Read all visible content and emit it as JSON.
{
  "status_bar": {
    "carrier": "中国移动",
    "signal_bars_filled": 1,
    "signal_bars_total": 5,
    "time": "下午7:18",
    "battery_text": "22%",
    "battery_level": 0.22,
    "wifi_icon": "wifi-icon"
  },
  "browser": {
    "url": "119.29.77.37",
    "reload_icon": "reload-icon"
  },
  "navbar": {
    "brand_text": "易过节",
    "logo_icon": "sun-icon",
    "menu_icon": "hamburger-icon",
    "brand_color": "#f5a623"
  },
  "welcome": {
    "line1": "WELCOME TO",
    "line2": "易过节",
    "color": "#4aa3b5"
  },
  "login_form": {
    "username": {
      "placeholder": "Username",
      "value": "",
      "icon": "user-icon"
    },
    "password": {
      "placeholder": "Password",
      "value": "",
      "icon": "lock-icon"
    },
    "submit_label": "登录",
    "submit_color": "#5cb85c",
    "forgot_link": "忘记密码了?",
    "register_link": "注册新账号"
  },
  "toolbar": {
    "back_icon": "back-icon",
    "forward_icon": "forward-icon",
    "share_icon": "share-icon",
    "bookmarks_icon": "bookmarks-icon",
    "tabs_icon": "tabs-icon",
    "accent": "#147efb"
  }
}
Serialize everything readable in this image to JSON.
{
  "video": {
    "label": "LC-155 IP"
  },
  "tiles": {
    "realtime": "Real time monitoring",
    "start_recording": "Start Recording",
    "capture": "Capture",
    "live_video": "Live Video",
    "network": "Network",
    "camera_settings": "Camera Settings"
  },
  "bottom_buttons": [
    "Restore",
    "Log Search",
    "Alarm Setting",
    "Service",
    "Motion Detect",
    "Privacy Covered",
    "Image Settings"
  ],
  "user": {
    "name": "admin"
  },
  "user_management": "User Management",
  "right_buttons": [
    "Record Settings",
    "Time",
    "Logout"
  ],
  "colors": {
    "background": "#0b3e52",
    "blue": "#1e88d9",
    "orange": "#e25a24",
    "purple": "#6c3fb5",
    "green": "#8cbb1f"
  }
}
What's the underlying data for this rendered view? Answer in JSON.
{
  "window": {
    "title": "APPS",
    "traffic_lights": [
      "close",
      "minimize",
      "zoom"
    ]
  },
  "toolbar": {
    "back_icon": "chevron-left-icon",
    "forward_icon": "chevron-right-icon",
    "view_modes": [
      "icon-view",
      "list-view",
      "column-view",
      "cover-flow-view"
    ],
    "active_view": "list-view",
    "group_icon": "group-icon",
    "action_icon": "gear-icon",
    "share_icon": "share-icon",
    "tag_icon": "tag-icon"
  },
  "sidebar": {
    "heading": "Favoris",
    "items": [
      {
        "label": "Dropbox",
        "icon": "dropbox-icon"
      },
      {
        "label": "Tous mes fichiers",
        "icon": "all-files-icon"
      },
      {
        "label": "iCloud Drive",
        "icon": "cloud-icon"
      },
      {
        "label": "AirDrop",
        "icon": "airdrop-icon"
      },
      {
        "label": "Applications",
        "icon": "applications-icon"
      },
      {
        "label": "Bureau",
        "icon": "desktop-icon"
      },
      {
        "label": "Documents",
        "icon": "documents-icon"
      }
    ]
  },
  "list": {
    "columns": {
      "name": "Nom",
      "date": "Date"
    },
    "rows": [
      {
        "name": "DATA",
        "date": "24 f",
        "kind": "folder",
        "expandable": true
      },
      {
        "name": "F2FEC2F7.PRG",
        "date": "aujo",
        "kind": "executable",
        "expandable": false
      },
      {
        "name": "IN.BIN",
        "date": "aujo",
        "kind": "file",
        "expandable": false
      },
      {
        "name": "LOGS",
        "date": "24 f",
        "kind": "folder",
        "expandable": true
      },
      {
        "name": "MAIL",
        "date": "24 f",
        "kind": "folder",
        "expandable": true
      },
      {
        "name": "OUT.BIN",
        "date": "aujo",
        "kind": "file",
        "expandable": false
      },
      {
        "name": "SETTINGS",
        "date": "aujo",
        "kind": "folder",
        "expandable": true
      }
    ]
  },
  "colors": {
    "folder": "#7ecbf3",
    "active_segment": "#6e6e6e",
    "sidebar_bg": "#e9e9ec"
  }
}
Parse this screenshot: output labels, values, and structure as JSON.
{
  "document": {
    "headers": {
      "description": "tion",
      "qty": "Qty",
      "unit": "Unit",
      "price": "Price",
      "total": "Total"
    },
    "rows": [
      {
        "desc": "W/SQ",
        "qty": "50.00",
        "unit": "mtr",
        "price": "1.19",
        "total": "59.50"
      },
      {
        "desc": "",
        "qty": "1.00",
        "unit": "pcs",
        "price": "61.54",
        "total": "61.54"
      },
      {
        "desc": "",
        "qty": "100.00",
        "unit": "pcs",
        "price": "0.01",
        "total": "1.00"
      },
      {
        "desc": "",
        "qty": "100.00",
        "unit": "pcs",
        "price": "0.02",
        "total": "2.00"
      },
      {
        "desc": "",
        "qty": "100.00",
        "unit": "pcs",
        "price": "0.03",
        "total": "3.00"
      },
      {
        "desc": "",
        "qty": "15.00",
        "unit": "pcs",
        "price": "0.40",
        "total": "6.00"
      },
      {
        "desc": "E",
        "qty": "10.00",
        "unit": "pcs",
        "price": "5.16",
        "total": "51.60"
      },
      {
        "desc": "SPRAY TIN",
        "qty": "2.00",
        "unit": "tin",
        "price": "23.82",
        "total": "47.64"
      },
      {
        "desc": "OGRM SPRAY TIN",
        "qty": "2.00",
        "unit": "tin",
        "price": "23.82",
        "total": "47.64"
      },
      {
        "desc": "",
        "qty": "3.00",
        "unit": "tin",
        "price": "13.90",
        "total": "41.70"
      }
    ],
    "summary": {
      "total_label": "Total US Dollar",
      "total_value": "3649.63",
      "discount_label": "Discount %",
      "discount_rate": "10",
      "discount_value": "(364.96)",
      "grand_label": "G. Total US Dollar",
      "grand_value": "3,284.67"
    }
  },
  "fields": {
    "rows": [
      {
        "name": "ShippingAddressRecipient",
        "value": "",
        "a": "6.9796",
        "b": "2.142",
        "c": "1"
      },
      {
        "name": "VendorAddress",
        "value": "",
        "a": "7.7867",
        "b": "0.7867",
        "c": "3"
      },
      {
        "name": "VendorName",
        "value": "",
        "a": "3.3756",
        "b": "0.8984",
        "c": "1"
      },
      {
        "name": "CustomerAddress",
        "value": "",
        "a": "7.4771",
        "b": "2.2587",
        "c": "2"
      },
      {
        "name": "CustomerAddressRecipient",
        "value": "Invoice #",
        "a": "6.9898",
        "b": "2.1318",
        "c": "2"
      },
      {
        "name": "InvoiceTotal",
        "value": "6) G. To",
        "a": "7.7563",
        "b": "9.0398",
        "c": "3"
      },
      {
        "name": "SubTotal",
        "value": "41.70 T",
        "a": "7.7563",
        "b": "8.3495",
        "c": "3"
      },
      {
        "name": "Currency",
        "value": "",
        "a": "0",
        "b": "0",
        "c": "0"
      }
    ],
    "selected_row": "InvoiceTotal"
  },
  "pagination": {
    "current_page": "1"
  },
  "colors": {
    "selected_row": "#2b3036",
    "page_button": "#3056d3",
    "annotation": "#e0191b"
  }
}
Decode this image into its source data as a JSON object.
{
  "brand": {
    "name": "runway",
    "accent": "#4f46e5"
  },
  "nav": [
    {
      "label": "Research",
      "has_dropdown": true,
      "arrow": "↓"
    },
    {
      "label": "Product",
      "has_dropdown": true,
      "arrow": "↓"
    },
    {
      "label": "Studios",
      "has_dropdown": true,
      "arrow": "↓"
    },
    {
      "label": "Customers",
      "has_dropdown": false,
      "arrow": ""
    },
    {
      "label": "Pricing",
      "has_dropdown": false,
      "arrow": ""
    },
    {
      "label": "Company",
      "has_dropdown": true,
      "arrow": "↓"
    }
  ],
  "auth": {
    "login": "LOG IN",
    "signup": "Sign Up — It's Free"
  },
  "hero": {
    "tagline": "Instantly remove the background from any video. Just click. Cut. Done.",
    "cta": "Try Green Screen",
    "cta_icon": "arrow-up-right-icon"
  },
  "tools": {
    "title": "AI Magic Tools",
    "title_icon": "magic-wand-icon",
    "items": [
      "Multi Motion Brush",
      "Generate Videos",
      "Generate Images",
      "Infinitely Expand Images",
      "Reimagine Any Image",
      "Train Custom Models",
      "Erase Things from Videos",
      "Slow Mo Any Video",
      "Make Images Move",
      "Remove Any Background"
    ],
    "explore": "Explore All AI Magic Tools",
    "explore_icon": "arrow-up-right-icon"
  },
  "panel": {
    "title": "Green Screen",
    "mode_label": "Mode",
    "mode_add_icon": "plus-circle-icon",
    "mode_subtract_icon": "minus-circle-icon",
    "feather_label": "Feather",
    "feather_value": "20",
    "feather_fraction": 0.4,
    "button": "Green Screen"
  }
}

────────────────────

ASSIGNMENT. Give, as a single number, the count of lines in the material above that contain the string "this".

SOLUTION BELOW. 4